To many, Amanda Gorman's delivery of the her inaugural poem "The Hill We Climb" was one of the highlights of Inauguration Day on Wednesday. The 22-year-old captured the nation not only with her words, but also her poise.
"You were perfect. Perfectly written, perfectly delivered. Every bit of it. Brava!" Lin-Manuel Miranda tweeted, after Gorman alluded to his musical "Hamilton" in her poem.
But what makes Gorman's delivery all the more remarkable is that as recently as college, Gorman struggled with a speech impediment.
"I am proud to be in the speech difficulty club with you and President Biden and also Maya Angelou," Gorman told CNN's Anderson Cooper on Wednesday. (Cooper told Gorman he had a slight stutter as a child. Joe Biden also had a stutter.)
For Gorman, her impediment was "dropping a whole swath of letters in the alphabet," she told Cooper. "So for, most of my life, until two or maybe three years ago, I couldn't say the letter 'r.' Even to this day sometimes I struggle with it," Gorman said. (Gorman did not let it affect her word choice for "The Hill We Climb," which in which she used the word "rise" multiple times.)
For Gorman, writing became a respite and a cure.
"I used writing one as a form of self expression to get my word on the page but then it also metamorphosed into its own speech pathology," she says. "So the more that I recited out loud, the more in which I practiced spoken word and that tradition, the more I was able to teach myself how to pronounce these letters which for so long had been my greatest impediment."
Gorman said she also used a song from Miranda's Pulitzer Prize-winning Broadway musical Hamilton to help with her speaking.
"I would listen to the song, 'Aaron Burr, Sir,' which is just packed with r's, and I would try to keep up with Leslie Odom Jr. as he is doing this amazing rap.
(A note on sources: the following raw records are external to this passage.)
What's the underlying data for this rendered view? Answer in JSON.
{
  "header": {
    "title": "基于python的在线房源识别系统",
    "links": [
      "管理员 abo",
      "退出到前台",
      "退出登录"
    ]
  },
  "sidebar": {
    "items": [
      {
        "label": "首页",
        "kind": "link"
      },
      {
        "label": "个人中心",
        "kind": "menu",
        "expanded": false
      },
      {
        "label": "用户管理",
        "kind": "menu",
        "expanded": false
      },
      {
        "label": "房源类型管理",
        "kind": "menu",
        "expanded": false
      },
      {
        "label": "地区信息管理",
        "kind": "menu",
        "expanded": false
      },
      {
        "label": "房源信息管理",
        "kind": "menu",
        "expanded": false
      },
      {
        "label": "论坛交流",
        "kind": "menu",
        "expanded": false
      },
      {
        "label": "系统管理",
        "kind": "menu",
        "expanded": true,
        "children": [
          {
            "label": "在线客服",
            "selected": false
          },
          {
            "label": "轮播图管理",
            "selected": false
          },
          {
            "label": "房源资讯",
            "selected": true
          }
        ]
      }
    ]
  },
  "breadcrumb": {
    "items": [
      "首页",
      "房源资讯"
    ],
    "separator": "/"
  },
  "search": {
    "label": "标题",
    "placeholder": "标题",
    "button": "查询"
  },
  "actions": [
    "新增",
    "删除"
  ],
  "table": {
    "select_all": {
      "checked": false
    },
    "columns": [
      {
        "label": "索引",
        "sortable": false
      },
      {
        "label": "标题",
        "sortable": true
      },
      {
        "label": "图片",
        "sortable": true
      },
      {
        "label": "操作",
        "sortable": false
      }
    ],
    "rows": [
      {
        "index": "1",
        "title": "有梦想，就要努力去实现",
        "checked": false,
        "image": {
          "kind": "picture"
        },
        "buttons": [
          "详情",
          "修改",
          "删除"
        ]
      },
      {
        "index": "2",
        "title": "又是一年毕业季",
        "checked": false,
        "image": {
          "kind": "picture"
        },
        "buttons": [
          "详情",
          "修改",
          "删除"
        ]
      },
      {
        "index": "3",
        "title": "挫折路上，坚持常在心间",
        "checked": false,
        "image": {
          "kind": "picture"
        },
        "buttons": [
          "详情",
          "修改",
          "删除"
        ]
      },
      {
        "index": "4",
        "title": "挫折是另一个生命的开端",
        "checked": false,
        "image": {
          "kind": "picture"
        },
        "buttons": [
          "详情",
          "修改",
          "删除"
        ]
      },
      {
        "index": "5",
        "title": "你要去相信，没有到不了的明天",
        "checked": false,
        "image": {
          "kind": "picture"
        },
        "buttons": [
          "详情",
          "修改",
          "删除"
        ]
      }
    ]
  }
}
I would say, 'if I can train myself to do this song, then I can train myself to say this letter.' And so that has been a huge part of my own speech pathology. It's why I included it in the inaugural poem."
(The line in Gorman's poem, "For while we have our eyes on the future/history has its eyes on us," references the "Hamilton" song "History Has Its Eyes on You," and the line, "Everyone shall sit under their own vine, and fig tree, and no one shall make them afraid," was a nod to a passage in the Bible that was also used in the musical.)
Gorman also told Cooper that beyond being a tool, "I think 'Hamilton' is such a great American cultural piece of what it means to be a better country."
Her own heritage is something Gorman thinks about each time she prepares to recite a poem. "I close my eyes and I say, 'I am the daughter of Black writers. We are descended from freedom fighters who broke their chains and changed the world. They call me.'"